(Date:4/13/2016)... 2016  IMPOWER physicians supporting Medicaid patients in ... clinical standard in telehealth thanks to a new partnership ... platform, IMPOWER patients can routinely track key health measurements, ... index, and, when they opt in, share them with ... a local retail location at no cost. By leveraging ...
(Date:3/29/2016)... 2016 LegacyXChange, Inc. (OTC: ... SelectaDNA/CSI Protect are pleased to announce our successful effort ... variety of writing instruments, ensuring athletes signatures against counterfeiting ... from athletes on LegacyXChange will be assured of ongoing ... Bill Bollander , CEO states, "By ...
(Date:3/22/2016)... PROVO and SANDY, Utah ... Ontario (NSO), which operates the highest sample volume laboratory ... and Tute Genomics and UNIConnect, leaders in clinical sequencing ... announced the launch of a project to establish the ... panel. NSO has been contracted by ...
Breaking Biology News(10 mins):
(Date:6/27/2016)...  Liquid Biotech USA , ... Sponsored Research Agreement with The University of Pennsylvania ... cancer patients.  The funding will be used to ... clinical outcomes in cancer patients undergoing a variety ... employed to support the design of a therapeutic, ...
(Date:6/24/2016)... ... June 24, 2016 , ... While the majority of commercial spectrophotometers and fluorometers ... the 6000i models are higher end machines that use the more unconventional z-dimension of ... beam from the bottom of the cuvette holder. , FireflySci has developed several ...
(Date:6/23/2016)... 23, 2016   Boston Biomedical , an ... designed to target cancer stemness pathways, announced that ... Orphan Drug Designation from the U.S. Food and ... cancer, including gastroesophageal junction (GEJ) cancer. Napabucasin is ... inhibit cancer stemness pathways by targeting STAT3, and ...

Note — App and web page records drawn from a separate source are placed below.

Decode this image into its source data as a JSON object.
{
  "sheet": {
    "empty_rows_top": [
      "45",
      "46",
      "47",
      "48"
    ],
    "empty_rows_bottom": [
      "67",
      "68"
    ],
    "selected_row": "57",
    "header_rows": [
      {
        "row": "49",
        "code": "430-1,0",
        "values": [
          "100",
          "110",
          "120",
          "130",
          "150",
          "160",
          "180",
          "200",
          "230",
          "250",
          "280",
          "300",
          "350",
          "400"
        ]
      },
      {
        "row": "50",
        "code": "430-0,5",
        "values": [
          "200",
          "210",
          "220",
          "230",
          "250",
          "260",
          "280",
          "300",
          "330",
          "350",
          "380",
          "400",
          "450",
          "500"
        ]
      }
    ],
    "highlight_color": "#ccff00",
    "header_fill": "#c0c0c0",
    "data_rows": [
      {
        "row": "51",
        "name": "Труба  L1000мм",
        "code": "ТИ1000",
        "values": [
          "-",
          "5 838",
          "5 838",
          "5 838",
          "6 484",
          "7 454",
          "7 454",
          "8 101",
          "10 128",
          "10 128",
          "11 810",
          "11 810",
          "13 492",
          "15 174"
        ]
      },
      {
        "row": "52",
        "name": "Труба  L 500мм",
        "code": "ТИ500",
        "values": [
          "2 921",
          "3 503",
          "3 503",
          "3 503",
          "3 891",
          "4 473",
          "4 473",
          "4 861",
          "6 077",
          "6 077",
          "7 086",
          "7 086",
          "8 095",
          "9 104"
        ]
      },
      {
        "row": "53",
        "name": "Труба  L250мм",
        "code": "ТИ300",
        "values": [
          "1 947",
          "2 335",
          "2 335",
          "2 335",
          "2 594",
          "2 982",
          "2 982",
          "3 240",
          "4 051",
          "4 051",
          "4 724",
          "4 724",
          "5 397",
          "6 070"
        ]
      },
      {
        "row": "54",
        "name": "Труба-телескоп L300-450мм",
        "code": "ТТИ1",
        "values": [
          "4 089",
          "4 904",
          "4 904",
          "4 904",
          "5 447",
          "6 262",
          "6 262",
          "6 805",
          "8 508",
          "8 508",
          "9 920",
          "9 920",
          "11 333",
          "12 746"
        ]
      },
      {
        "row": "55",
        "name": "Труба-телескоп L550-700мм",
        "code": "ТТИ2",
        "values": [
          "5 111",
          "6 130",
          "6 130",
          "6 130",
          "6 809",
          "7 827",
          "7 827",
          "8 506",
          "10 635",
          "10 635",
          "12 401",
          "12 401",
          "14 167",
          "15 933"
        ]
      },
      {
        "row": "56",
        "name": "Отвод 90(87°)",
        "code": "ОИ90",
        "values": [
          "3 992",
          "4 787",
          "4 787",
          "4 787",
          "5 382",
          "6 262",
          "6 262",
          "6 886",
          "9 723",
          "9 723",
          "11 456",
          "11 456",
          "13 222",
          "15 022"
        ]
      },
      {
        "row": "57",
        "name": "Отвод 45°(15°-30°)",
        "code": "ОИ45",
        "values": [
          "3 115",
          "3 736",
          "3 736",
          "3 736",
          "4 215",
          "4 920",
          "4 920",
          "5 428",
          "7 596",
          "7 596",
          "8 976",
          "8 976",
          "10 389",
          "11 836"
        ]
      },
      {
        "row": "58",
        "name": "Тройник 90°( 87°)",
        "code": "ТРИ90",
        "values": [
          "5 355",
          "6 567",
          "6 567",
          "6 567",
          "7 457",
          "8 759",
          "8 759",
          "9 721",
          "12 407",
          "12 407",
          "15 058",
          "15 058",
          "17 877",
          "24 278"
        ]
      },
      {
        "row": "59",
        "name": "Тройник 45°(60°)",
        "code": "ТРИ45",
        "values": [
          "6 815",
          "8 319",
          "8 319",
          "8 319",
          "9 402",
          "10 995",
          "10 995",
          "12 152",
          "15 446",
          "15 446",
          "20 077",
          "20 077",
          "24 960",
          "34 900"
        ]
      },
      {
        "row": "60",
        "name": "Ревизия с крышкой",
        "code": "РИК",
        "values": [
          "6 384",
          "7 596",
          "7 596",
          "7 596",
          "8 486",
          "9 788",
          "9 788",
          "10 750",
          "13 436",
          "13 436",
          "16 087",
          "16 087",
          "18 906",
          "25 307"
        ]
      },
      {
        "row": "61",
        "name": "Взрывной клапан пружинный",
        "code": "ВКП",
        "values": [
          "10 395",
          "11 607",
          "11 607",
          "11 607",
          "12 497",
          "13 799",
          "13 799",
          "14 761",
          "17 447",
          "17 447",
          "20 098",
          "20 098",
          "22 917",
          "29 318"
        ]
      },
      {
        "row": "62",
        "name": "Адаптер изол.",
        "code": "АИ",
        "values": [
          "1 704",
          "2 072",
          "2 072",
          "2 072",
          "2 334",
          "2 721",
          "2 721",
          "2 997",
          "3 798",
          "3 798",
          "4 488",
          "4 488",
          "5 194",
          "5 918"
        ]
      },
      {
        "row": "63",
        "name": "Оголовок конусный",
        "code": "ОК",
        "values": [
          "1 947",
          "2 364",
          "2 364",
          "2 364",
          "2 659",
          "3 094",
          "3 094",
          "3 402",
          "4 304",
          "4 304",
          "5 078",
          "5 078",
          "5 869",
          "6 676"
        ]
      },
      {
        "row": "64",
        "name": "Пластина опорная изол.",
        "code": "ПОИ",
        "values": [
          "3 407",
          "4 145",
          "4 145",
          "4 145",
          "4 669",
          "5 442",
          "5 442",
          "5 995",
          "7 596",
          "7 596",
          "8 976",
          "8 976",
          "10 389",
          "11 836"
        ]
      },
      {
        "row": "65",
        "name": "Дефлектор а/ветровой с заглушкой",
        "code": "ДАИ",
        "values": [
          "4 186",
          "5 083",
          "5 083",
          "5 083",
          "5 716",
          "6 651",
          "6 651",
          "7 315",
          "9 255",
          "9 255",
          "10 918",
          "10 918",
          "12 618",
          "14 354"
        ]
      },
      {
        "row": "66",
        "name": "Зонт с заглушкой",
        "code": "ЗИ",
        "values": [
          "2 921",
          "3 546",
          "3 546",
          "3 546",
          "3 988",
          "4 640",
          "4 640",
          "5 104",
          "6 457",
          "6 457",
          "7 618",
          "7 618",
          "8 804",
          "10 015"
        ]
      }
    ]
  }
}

(Date:6/23/2016)... ... 2016 , ... Charm Sciences, Inc. is pleased to announce ... Research Institute approval 061601. , “This is another AOAC-RI approval of the Peel ... President of Regulatory and Industrial Affairs. “The Peel Plate methods perform comparably to ...
Breaking Biology Technology: